These cars represented a significant departure for Ferrari. Driver and passenger comfort were taken seriously for the first time; the interior was more luxurious, seats were broader and there was less noise intrusion. By this time there was also synchromesh in the gearbox, which, combined with a softer ride and light steering, was exactly what was expected by the increasingly important North American market. However, the Boano and Boano/Ellena-bodied models' mechanical similarity to other arguably more desirable, competition-orientated members of the 250GT family resulted in a number of them being converted, and original survivors are relatively rare today.
Records show that Ferrari 250GT chassis '0543' was completed on 16th July 1956 and sent from the factory to Carrozzeria Boano for bodying. As such it was the 56th car of this series to be built, and was finished in silver with a tan interior. After completion, the car was delivered new later that same year to Autoval SA, a dealer in Paris, France. Subsequently exported to the USA, it reappeared there in 1958 in the joint ownership of Chuck Sweeney of Santa Barbara, California and Bill Woodward of Hawaii. '0543' was subsequently raced by at various venues during 1958 including Palm Springs and Santa Barbara in California, and Dillingham Field in Hawaii (as illustrated).
At the conclusion of this brief racing career, '0543' was sold to a Mr. Bentley in Vancouver, Canada, passing through several more hands in Canada before being sold in 2006 to one J B Durham of Dallas, Texas. In this period the Ferrari was treated to a concours quality restoration, putting it into the stunning black scheme that the car still wears today. The Ferrari was shown by Mr. Durham at the 2006 Meadow Brook Hall Concours d'Elegance in Rochester, Michigan and in 2007 was sold to noted collector and enthusiast Kevin Cogan of Louisville, Kentucky.
After more than 5 decades in North America the car returned to Europe where it has been domiciled since. In penultimate custodian's hands for over 5 years, its previous owner, a Belgian Ferrari collector, reports a carefully executed enhancement of an already very fine restoration. The body and paintwork were fully restored by Bachelli & Villa 'Autosport' Modena, while the interior was renewed to an exacting standard by noted experts Tappezzeria Luppi also of Modena.

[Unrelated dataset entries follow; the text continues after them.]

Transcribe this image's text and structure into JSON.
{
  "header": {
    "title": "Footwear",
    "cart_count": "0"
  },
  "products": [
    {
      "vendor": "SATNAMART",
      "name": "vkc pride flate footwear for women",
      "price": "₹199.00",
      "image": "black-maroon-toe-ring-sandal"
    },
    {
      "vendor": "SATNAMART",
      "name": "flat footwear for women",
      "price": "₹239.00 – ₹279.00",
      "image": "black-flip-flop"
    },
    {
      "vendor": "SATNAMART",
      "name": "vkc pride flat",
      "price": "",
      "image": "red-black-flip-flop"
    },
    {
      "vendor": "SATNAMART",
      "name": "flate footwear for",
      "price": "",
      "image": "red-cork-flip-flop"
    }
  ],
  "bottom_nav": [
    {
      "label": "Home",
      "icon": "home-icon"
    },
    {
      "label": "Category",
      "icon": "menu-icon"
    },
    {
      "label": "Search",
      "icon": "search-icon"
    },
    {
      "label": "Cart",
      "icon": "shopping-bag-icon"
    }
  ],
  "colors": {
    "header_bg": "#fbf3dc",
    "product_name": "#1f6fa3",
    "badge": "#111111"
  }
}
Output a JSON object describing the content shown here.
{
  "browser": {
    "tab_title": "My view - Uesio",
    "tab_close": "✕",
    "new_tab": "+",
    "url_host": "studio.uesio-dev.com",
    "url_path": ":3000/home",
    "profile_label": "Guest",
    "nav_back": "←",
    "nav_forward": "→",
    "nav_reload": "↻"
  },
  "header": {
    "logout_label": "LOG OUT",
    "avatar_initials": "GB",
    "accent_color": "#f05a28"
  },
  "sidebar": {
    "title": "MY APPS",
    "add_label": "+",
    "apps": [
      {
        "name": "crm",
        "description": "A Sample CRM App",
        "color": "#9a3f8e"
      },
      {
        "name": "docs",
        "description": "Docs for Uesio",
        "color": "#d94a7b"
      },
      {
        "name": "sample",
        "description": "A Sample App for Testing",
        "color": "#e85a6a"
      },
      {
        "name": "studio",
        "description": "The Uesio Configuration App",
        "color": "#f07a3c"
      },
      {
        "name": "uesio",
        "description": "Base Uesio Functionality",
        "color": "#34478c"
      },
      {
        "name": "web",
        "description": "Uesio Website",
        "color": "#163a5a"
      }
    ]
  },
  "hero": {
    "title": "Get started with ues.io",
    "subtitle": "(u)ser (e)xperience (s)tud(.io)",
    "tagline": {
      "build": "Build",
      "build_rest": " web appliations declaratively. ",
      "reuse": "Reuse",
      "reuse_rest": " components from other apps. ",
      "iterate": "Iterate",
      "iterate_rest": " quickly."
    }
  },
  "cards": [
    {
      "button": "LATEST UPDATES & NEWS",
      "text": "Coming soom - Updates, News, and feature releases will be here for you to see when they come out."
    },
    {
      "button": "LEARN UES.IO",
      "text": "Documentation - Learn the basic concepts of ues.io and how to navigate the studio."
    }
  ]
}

The mechanicals including gearbox, engine, carburettors, suspension, axles and brakes were rebuilt by Belgian Ferrari specialist 'L'Officina' and invoices for around circa €200,000 together with a photographic record of the work are on file. Testament to the condition of the car it was invited to the highly coveted Concorso d'Eleganza at Villa d'Este in 2016. In addition it has been Factory Classiche certified, has a 2016 FIVA ID card # 063025 and comes with cancelled 2007 US Kentucky title and current Belgian 'carte grise' registration document. Purchased by the vendor another Belgian collector of '50s and '60s sports cars in 2017 the car has since undergone a service of the shock absorbers, the drive shaft has been balanced and minor details have been sorted with an invoice of close to €7,000 on file dated March 2018. For sale due to lack of use in the current collection, more refined and practical than any previous road-going Ferrari yet retaining the sporting heritage of its predecessors, the 250GT Boano is a landmark model of historical significance of which '0543' is a fine example.